The Value of Attic Storage and Access
Brought to you by Jesse
When deciding whether or not to incorporate an attic space, consider the advantages:
- Relatively low cost
- Added value for the homeowner
- Easier and safer access
- Energy saving & code compliant products more readily available
- More living space is created
For homeowners seeking to offer high-value feature at a relatively low cost, the answer is just overhead.
With today’s new homes being constructed somewhat smaller than even just a couple of years ago, the value of increased storage space is becoming more important. This is evident by the ever-increasing and somewhat expensive, offsite mini storage facilities popping up on almost every corner. (A typical 5 x 5 space rents for anywhere from $35 to $80 per month depending on the city). This additional attic space in every home can be as little as just a few square feet or as large as the entire attic area. Other than storage, the space can also be utilized to house the mechanical equipment of the home such as air handler units, water heaters, etc. This frees up valuable living space down below.

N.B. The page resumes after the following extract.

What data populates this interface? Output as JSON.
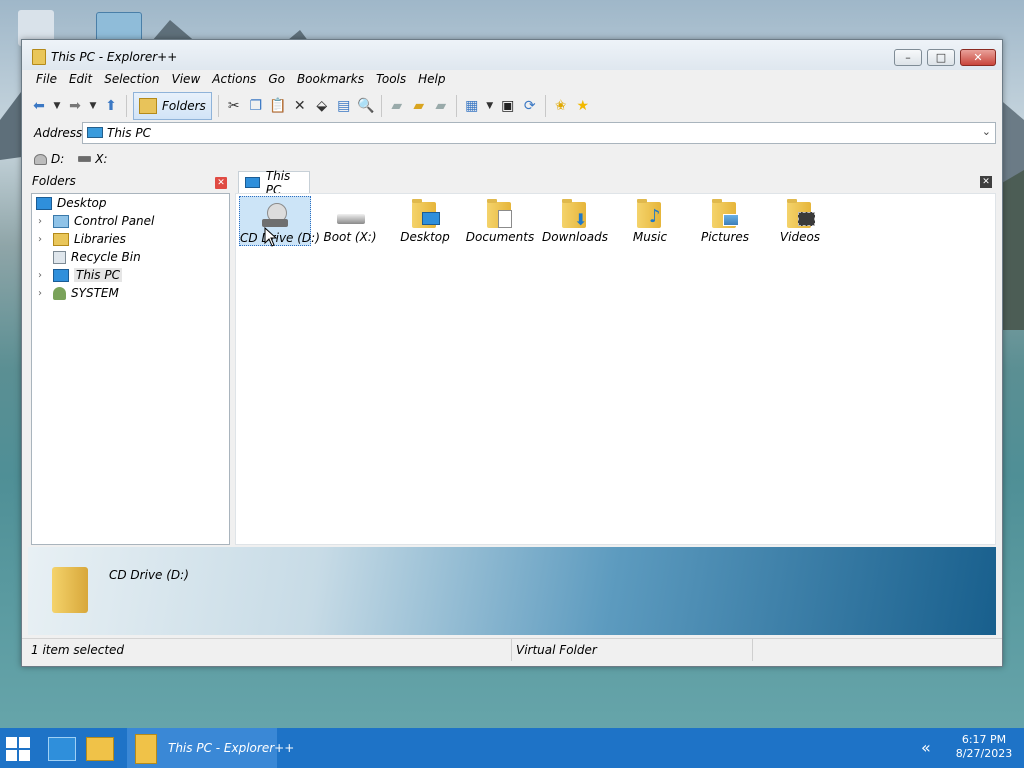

Whether the space is used for storage or not, the IRC still requires an access to that space. The access can be through a scuttle hole or an attic stairway. The reason is to provide access for building inspectors, fire fighters, electricians and any of the trades that might need to gain access during the life of the home. Granted, not all areas of the country nor all styles of homes lend themselves to utilize this space, but for those that do, it is a marketable, value-added feature… storage space.
While many builders in various parts of the country take advantage of this opportunity, many do not, here at Riverview Contracting we emphasize what additions and new construction add to your home. Whether omitting this useable space is just a regional habit, a structural fear or energy compliancy concerns, these issues have been resolved over the past several years. The simplest and most cost-effective way to incorporate this space and its access is at the time of construction. The cost is minimal, usually less than $400, which includes the cost of truss design, the materials and can include the cost of the attic stairway depending on its placement within the home. This load bearing attic cavity can be created whether the roof is of truss construction or site built and whether or not the attic is considered conditioned or unconditioned space.
For those with energy code compliancy concerns, many new attic stairway products have been developed. There are stairway units on the market with R-5 to R-50 insulated doors that are weather-stripped and air tight. The use of an attic stairway makes access to the attic much easier and safer than going through a scuttle hole using a step ladder. There are also aftermarket products that can be utilized as well to eliminate energy loss. The products developed and available today are not the same products as 5 years ago.
As always contact us to review this particular topic or anything related to new home construction, additions or remodeling.